Whoever wrote it, it is not a bad motto for life.
As a further comment, I believe that age in the last line has the meaning of lifetime, which it could bear in those days. It makes better sense. To get this sense in Latin, read vita for saecla in the last line.
Yes, Scott did not claim it, but people thought it was one of the things that he wrote without claiming them. He used it as a chapter-heading. I've put it into Latin: Flet lituus, pleno flet nuntia tibia cornu: accipiat, cuicui sensus in orbe datus: PLUS VALET HORA BREVIS CLARAE CELEBERRRIMA VITAE QUAM QUAE LONGA SUO NOMINE SAECLA CARENT.

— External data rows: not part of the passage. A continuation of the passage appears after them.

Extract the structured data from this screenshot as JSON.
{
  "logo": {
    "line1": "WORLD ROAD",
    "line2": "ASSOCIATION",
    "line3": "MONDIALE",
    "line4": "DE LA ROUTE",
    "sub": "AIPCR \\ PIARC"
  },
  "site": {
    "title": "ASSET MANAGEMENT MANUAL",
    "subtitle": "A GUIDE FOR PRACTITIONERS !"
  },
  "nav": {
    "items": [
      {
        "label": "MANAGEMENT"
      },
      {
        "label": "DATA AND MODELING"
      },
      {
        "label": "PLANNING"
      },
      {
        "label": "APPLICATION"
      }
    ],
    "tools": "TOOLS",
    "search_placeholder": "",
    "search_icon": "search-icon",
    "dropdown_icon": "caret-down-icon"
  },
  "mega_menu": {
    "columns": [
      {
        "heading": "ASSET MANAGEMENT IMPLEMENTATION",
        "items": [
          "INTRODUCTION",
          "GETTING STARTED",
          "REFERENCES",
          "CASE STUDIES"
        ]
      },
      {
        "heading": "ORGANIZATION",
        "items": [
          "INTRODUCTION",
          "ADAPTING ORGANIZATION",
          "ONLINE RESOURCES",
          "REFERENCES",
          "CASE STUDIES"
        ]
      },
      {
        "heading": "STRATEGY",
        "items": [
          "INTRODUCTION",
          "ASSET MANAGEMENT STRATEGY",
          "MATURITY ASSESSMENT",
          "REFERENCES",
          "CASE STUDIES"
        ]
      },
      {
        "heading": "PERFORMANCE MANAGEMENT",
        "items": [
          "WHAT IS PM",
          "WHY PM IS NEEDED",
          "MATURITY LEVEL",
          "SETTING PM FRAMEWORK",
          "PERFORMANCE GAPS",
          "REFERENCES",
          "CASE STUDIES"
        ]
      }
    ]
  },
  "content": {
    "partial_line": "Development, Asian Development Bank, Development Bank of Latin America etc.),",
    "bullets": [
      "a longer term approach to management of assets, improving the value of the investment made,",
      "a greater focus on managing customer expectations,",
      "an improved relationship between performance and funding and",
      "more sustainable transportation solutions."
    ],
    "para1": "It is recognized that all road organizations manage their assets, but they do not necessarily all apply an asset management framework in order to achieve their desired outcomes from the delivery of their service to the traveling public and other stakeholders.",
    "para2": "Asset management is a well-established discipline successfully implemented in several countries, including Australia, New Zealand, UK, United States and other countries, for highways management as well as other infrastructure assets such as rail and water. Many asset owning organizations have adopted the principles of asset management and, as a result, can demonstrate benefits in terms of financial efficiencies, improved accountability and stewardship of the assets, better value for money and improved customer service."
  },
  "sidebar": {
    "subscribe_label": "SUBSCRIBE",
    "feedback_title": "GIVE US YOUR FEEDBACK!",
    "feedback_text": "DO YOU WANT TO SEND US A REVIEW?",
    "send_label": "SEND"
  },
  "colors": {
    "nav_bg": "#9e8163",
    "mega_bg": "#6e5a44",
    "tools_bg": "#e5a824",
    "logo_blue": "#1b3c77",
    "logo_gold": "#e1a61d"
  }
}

Don't want to be a party pooper, but this poem wasn't written by SWS. He quoted it in a novel he wrote. It was actually written by Thomas Osbert Mourdant 1700's.